The enhanced model also boasts risk indicators mainly for transactions at automated fuel dispensers. Visa says its network can now pinpoint suspicious activity at a gas station and apply that to all transactions processed through that station. The model can potentially increase the effectiveness of fraud detection in this segment by as much as 266% for debit transactions and 163% in credit according to them.
According to Visa, the improvements on the VAA system could substantially reduce fraud in both transactions where Visa card is physically present (like retail store) and card not present environment (such as online shopping). The improvements are effective for both consumer and commercial accounts and transactions.
Should the startups working on fraud detection and prevention (big data analytics, etc.) to help payment companies worry because the core network processor is improving systems? is the work done by them on fraud algorithms and risk systems going to be redundant now? We are trying to find out answers to those questions. Stay tuned!
New Standard to move away from Card numbers to token for each transaction:
The major payment card companies – MasterCard, Visa and American Express have proposed a new industry standard to make online payments more secure by eliminating the need to enter account numbers while shopping online or with smartphones.
They say that customers will be given individual identifying numbers or digital ‘token’ for their tablets or smartphones, which they can enter when shopping online. This creates an additional level of security, as it would mean that merchants cannot store credit card or account numbers.
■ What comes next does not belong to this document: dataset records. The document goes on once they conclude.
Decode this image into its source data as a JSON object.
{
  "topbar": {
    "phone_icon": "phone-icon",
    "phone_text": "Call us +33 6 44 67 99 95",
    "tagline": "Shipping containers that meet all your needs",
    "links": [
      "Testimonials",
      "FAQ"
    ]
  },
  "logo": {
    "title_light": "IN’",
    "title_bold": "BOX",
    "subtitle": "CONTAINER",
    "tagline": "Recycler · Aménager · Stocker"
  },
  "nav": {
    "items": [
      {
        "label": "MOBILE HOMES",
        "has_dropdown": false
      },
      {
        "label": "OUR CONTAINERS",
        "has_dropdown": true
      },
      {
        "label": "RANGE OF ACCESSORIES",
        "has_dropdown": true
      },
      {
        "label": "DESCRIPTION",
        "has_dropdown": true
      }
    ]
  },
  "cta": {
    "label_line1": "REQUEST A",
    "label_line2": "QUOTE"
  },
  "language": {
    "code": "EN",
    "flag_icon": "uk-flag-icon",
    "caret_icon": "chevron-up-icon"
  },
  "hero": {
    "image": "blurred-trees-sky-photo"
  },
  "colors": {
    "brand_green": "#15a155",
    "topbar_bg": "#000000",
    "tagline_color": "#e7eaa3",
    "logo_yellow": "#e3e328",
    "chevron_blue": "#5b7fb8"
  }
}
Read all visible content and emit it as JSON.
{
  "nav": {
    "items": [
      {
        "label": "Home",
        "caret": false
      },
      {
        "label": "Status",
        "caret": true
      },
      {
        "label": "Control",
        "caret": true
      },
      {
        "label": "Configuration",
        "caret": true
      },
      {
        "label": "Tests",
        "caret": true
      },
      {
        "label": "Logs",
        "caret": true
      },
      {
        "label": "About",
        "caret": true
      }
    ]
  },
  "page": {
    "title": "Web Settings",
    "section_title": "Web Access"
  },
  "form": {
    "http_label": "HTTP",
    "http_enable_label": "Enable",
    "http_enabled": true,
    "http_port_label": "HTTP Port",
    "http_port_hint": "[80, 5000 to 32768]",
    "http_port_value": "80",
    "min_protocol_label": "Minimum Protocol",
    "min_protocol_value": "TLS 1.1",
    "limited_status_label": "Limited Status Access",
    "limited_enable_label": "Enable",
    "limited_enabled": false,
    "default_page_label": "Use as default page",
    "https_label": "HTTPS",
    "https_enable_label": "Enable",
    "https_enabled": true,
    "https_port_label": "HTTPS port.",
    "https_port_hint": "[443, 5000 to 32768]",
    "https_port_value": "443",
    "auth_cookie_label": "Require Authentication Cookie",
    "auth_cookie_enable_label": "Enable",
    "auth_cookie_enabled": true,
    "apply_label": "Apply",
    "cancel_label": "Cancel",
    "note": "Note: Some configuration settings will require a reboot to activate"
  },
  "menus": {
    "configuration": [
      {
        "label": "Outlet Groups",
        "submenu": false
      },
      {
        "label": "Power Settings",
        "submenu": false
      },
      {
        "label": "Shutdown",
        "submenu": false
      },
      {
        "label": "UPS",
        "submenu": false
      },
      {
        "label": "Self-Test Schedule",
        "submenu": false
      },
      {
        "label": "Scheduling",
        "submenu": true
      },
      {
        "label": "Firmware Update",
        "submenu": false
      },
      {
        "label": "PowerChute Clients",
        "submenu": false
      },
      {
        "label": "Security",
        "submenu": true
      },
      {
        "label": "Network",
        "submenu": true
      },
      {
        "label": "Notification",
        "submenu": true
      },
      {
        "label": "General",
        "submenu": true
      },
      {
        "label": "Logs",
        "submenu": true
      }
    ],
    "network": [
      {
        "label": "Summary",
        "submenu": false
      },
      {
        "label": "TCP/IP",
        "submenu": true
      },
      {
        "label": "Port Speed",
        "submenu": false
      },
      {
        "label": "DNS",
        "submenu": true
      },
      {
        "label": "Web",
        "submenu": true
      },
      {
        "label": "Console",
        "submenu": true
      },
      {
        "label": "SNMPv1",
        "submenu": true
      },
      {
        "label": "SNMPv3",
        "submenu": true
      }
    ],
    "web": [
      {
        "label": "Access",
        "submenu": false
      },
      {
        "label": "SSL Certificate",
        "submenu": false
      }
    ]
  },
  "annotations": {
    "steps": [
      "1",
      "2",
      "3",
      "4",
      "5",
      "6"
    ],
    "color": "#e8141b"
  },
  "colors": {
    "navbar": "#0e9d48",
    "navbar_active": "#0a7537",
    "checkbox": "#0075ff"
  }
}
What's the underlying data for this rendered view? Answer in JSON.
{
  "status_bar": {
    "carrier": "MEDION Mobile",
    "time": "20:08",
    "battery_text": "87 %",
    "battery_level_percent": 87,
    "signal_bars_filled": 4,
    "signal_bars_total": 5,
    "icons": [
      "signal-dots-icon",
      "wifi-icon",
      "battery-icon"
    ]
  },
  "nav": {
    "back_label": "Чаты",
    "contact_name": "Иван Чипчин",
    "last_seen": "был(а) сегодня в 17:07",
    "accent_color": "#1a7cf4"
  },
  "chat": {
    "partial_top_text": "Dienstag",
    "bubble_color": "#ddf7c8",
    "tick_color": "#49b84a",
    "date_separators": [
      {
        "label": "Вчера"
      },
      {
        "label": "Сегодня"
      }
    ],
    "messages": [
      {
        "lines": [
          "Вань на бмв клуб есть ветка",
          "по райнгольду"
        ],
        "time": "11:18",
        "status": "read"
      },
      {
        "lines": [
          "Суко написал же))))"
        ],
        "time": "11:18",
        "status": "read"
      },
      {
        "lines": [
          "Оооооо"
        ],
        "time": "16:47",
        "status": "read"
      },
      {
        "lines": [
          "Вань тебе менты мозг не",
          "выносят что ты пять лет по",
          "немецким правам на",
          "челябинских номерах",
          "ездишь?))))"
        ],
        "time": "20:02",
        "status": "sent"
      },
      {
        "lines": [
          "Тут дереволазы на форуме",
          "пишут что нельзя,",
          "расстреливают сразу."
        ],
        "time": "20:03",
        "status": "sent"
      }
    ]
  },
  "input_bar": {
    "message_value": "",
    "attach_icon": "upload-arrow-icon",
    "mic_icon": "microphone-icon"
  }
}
According to the card giants, the new standard will be based on existing industry standards and will be available to all payment networks as well as other payment participants. Methods to identify and verify a customer before replacing the traditional card account number with a token are also included in the standard.
Jim McCarthy, global head of Innovation and Strategic Partnerships, Visa, said “As more consumers make purchases with mobile phones, tablets and PCs, we are committed to showing industry leadership in the development of new standards that offer the same interoperability, reliability and security as traditional card payments.”
Most of the payment card companies have already committed to EMV and NFC technology. The end of 2014 is expected to see all top tier merchants along with most smaller ones in the US utilizing this standard due to financial incentives and liability shifts according to the companies.
LTP View: Visa is a leading player in the payment card industry along with Mastercard. With these new initiatives they are looking to deal with increasing fraudulent activity. Visa’s focus on security with the enhancements of VAA should go well with banks and the end consumers. Factored payment mechanisms (such as PayPal) which hide the card details behind a third party account have emerged in recent years. All this while, industry was hoping that the Payment card giants would up the ante and improve fraud detection and prevention. A number of startups also sprang up to address these kind of security issues. On the other hand, proposed global standard (tokens based) may enable Visa, MasterCard and American Express to not only bounce back but propel their initiatives (V.me and Master pass) to the forefront of the market.